■ WHAT THE TASK ASKS
Your output should consist of the data, copied exactly.

----

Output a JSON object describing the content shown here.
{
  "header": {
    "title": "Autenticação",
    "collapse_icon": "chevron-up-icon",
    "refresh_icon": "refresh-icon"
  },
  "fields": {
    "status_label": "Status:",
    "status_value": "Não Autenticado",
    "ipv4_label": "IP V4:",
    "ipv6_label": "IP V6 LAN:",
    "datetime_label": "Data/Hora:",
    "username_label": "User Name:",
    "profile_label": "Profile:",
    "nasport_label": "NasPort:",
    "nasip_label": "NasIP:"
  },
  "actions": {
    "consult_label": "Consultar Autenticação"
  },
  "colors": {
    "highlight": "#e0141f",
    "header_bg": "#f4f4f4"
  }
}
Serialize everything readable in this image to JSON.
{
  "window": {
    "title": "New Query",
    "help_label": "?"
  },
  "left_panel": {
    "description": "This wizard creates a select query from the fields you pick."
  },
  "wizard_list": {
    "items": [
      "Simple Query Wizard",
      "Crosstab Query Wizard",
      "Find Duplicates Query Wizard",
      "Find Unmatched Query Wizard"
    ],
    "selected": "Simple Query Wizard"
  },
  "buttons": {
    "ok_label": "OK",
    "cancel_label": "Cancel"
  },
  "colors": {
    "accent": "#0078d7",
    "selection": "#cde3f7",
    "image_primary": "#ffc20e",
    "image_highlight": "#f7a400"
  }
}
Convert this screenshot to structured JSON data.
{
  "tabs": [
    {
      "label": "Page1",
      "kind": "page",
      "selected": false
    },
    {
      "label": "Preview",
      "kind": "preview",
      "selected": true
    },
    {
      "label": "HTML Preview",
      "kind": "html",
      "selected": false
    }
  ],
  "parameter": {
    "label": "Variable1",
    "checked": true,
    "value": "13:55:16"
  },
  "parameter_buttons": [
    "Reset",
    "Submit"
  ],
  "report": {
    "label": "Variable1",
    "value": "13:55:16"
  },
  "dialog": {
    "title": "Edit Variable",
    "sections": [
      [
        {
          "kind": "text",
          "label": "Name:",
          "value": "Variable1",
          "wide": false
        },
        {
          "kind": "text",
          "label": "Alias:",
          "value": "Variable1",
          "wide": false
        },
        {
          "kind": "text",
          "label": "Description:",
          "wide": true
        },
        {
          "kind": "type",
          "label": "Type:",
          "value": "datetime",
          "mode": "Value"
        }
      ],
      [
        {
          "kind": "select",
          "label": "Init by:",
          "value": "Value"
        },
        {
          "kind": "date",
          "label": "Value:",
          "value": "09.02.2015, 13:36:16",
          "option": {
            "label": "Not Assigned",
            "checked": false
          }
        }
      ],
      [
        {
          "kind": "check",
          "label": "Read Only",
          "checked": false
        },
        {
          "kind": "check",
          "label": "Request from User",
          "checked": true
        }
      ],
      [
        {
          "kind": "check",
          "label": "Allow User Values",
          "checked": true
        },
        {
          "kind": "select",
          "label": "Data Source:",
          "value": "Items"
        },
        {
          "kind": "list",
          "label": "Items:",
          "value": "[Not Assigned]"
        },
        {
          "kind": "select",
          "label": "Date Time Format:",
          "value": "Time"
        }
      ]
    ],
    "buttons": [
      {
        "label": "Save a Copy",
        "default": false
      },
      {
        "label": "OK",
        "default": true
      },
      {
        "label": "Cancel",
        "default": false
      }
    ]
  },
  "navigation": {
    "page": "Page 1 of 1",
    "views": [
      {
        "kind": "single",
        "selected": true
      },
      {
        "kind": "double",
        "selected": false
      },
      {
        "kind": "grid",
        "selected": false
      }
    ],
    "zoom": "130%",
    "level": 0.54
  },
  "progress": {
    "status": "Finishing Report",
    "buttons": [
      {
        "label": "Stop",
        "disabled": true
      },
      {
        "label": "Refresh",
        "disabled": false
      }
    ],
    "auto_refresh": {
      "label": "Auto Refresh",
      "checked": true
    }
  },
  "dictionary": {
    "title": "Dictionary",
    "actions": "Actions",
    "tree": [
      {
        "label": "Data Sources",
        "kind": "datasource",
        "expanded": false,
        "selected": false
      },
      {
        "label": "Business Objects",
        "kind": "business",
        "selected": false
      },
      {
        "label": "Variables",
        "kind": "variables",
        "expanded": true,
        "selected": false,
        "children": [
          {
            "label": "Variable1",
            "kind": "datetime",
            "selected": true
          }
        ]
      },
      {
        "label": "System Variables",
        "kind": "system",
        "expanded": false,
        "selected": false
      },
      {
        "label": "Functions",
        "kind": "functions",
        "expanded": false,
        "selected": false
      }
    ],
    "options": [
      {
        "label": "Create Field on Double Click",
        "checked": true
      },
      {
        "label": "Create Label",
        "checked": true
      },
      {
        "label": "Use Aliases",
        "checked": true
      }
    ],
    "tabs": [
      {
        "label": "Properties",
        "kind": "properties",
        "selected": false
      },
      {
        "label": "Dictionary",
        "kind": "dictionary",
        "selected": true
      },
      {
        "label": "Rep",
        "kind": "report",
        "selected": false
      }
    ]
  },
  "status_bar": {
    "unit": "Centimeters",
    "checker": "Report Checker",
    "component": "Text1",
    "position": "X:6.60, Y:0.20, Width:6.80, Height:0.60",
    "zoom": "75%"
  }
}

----

■ OUTPUT BELOW
Output a JSON object describing the content shown here.
{
  "header": {
    "title": "Autenticação",
    "collapse_icon": "chevron-up-icon",
    "refresh_icon": "refresh-icon"
  },
  "fields": {
    "status_label": "Status:",
    "status_value": "Não Autenticado",
    "ipv4_label": "IP V4:",
    "ipv6_label": "IP V6 LAN:",
    "datetime_label": "Data/Hora:",
    "username_label": "User Name:",
    "profile_label": "Profile:",
    "nasport_label": "NasPort:",
    "nasip_label": "NasIP:"
  },
  "actions": {
    "consult_label": "Consultar Autenticação"
  },
  "colors": {
    "highlight": "#e0141f",
    "header_bg": "#f4f4f4"
  }
}
Serialize everything readable in this image to JSON.
{
  "window": {
    "title": "New Query",
    "help_label": "?"
  },
  "left_panel": {
    "description": "This wizard creates a select query from the fields you pick."
  },
  "wizard_list": {
    "items": [
      "Simple Query Wizard",
      "Crosstab Query Wizard",
      "Find Duplicates Query Wizard",
      "Find Unmatched Query Wizard"
    ],
    "selected": "Simple Query Wizard"
  },
  "buttons": {
    "ok_label": "OK",
    "cancel_label": "Cancel"
  },
  "colors": {
    "accent": "#0078d7",
    "selection": "#cde3f7",
    "image_primary": "#ffc20e",
    "image_highlight": "#f7a400"
  }
}
Convert this screenshot to structured JSON data.
{
  "tabs": [
    {
      "label": "Page1",
      "kind": "page",
      "selected": false
    },
    {
      "label": "Preview",
      "kind": "preview",
      "selected": true
    },
    {
      "label": "HTML Preview",
      "kind": "html",
      "selected": false
    }
  ],
  "parameter": {
    "label": "Variable1",
    "checked": true,
    "value": "13:55:16"
  },
  "parameter_buttons": [
    "Reset",
    "Submit"
  ],
  "report": {
    "label": "Variable1",
    "value": "13:55:16"
  },
  "dialog": {
    "title": "Edit Variable",
    "sections": [
      [
        {
          "kind": "text",
          "label": "Name:",
          "value": "Variable1",
          "wide": false
        },
        {
          "kind": "text",
          "label": "Alias:",
          "value": "Variable1",
          "wide": false
        },
        {
          "kind": "text",
          "label": "Description:",
          "wide": true
        },
        {
          "kind": "type",
          "label": "Type:",
          "value": "datetime",
          "mode": "Value"
        }
      ],
      [
        {
          "kind": "select",
          "label": "Init by:",
          "value": "Value"
        },
        {
          "kind": "date",
          "label": "Value:",
          "value": "09.02.2015, 13:36:16",
          "option": {
            "label": "Not Assigned",
            "checked": false
          }
        }
      ],
      [
        {
          "kind": "check",
          "label": "Read Only",
          "checked": false
        },
        {
          "kind": "check",
          "label": "Request from User",
          "checked": true
        }
      ],
      [
        {
          "kind": "check",
          "label": "Allow User Values",
          "checked": true
        },
        {
          "kind": "select",
          "label": "Data Source:",
          "value": "Items"
        },
        {
          "kind": "list",
          "label": "Items:",
          "value": "[Not Assigned]"
        },
        {
          "kind": "select",
          "label": "Date Time Format:",
          "value": "Time"
        }
      ]
    ],
    "buttons": [
      {
        "label": "Save a Copy",
        "default": false
      },
      {
        "label": "OK",
        "default": true
      },
      {
        "label": "Cancel",
        "default": false
      }
    ]
  },
  "navigation": {
    "page": "Page 1 of 1",
    "views": [
      {
        "kind": "single",
        "selected": true
      },
      {
        "kind": "double",
        "selected": false
      },
      {
        "kind": "grid",
        "selected": false
      }
    ],
    "zoom": "130%",
    "level": 0.54
  },
  "progress": {
    "status": "Finishing Report",
    "buttons": [
      {
        "label": "Stop",
        "disabled": true
      },
      {
        "label": "Refresh",
        "disabled": false
      }
    ],
    "auto_refresh": {
      "label": "Auto Refresh",
      "checked": true
    }
  },
  "dictionary": {
    "title": "Dictionary",
    "actions": "Actions",
    "tree": [
      {
        "label": "Data Sources",
        "kind": "datasource",
        "expanded": false,
        "selected": false
      },
      {
        "label": "Business Objects",
        "kind": "business",
        "selected": false
      },
      {
        "label": "Variables",
        "kind": "variables",
        "expanded": true,
        "selected": false,
        "children": [
          {
            "label": "Variable1",
            "kind": "datetime",
            "selected": true
          }
        ]
      },
      {
        "label": "System Variables",
        "kind": "system",
        "expanded": false,
        "selected": false
      },
      {
        "label": "Functions",
        "kind": "functions",
        "expanded": false,
        "selected": false
      }
    ],
    "options": [
      {
        "label": "Create Field on Double Click",
        "checked": true
      },
      {
        "label": "Create Label",
        "checked": true
      },
      {
        "label": "Use Aliases",
        "checked": true
      }
    ],
    "tabs": [
      {
        "label": "Properties",
        "kind": "properties",
        "selected": false
      },
      {
        "label": "Dictionary",
        "kind": "dictionary",
        "selected": true
      },
      {
        "label": "Rep",
        "kind": "report",
        "selected": false
      }
    ]
  },
  "status_bar": {
    "unit": "Centimeters",
    "checker": "Report Checker",
    "component": "Text1",
    "position": "X:6.60, Y:0.20, Width:6.80, Height:0.60",
    "zoom": "75%"
  }
}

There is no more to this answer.